While individuals alone may not be able to make drastic emissions cuts that limit climate change to acceptable levels, personal action is essential to raise the importance of issues to policymakers and businesses. The World Wildlife Fund suggests that buying compact fluorescent lightbulbs, natural cleaning products, and eco-friendly shower heads can all reduce inefficient energy use, promoting a greener footprint. As well as the integration of individual actions, methods of sustainable development are important to be able to continue building structures without damaging the environment.
Sustainable building procedures reduce waste and reuse materials, which helps the environment. Sustainable houses also lower emissions that contribute to climate change because they assist in minimising energy consumption. Prof Karoly says homes that sustainably use energy are crucial as Australians need much stronger emissions reductions. ‘What people can do, first of all, [is] make choices about where they get their energy from because currently in Victoria and across Australia, coal-driven power stations and fossil gas are used as major power sources for electricity production and industry,” he says. But choosing a different supplier is not the only measure householders can take. “There are lots we can do to make our homes much more efficient in terms of less energy use,” he says.
Unfortunately, shortfalls related to policy, high cost, and insufficient technical expertise act as barriers to sustainable housing development. Often those living in rural areas have the hardest time accessing sustainable options. Professor of Hydrology and Water Resources at the University of New South Wales, Ashish Sharma, warns of the type of preparation needed for sustainable housing development in Australia that is practical for our weather conditions. “Preparation consists of two parts – designing infrastructure that can cope with such extremes, the infrastructure then essentially providing us the protection we need, and, warning against any impending anomaly, using a sensible warning strategy,” he says.

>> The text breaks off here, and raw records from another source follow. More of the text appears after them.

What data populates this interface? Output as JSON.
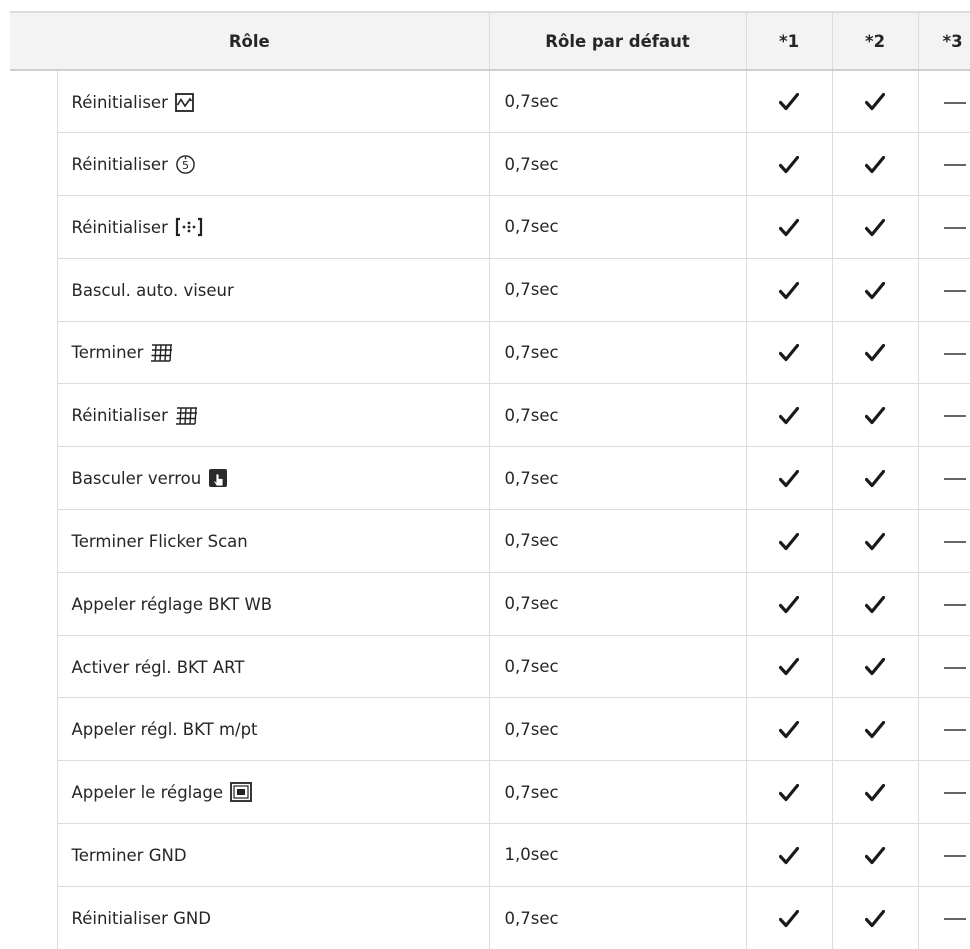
{
  "table": {
    "headers": {
      "role": "Rôle",
      "default_role": "Rôle par défaut",
      "col1": "*1",
      "col2": "*2",
      "col3": "*3"
    },
    "rows": [
      {
        "role": "Réinitialiser",
        "icon": "histogram-icon",
        "default": "0,7sec",
        "c1": "check",
        "c2": "check",
        "c3": "dash"
      },
      {
        "role": "Réinitialiser",
        "icon": "self-timer-icon",
        "default": "0,7sec",
        "c1": "check",
        "c2": "check",
        "c3": "dash"
      },
      {
        "role": "Réinitialiser",
        "icon": "af-target-icon",
        "default": "0,7sec",
        "c1": "check",
        "c2": "check",
        "c3": "dash"
      },
      {
        "role": "Bascul. auto. viseur",
        "icon": "",
        "default": "0,7sec",
        "c1": "check",
        "c2": "check",
        "c3": "dash"
      },
      {
        "role": "Terminer",
        "icon": "grid-icon",
        "default": "0,7sec",
        "c1": "check",
        "c2": "check",
        "c3": "dash"
      },
      {
        "role": "Réinitialiser",
        "icon": "grid-icon",
        "default": "0,7sec",
        "c1": "check",
        "c2": "check",
        "c3": "dash"
      },
      {
        "role": "Basculer verrou",
        "icon": "touch-lock-icon",
        "default": "0,7sec",
        "c1": "check",
        "c2": "check",
        "c3": "dash"
      },
      {
        "role": "Terminer Flicker Scan",
        "icon": "",
        "default": "0,7sec",
        "c1": "check",
        "c2": "check",
        "c3": "dash"
      },
      {
        "role": "Appeler réglage BKT WB",
        "icon": "",
        "default": "0,7sec",
        "c1": "check",
        "c2": "check",
        "c3": "dash"
      },
      {
        "role": "Activer régl. BKT ART",
        "icon": "",
        "default": "0,7sec",
        "c1": "check",
        "c2": "check",
        "c3": "dash"
      },
      {
        "role": "Appeler régl. BKT m/pt",
        "icon": "",
        "default": "0,7sec",
        "c1": "check",
        "c2": "check",
        "c3": "dash"
      },
      {
        "role": "Appeler le réglage",
        "icon": "multi-exposure-icon",
        "default": "0,7sec",
        "c1": "check",
        "c2": "check",
        "c3": "dash"
      },
      {
        "role": "Terminer GND",
        "icon": "",
        "default": "1,0sec",
        "c1": "check",
        "c2": "check",
        "c3": "dash"
      },
      {
        "role": "Réinitialiser GND",
        "icon": "",
        "default": "0,7sec",
        "c1": "check",
        "c2": "check",
        "c3": "dash"
      }
    ]
  }
}
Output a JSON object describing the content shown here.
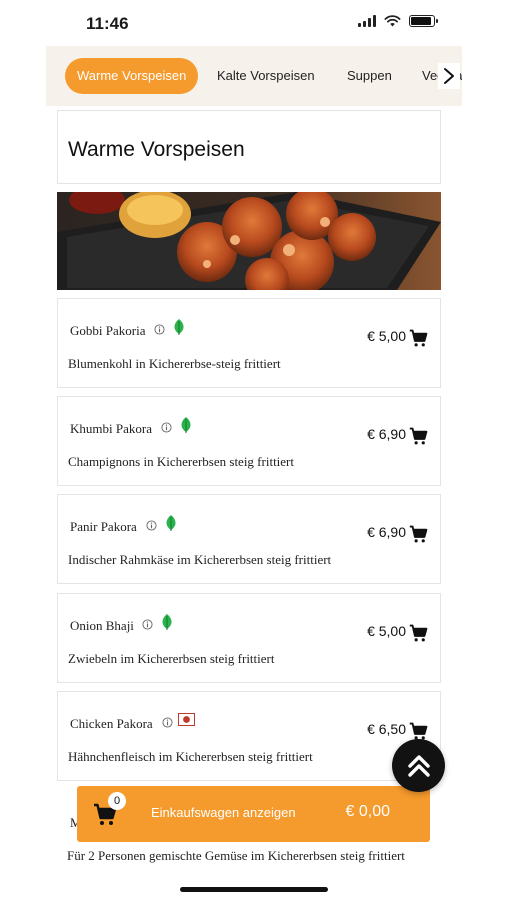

Despite the jarring reality of Australia’s changing climate, experts still hold hope for our future, provided action is taken. Karoly says, “Australia can become a renewable energy superpower because we have more sunlight and more wind power opportunities than any other country in the world. We need the will of the people and the will of the governments globally to do it.”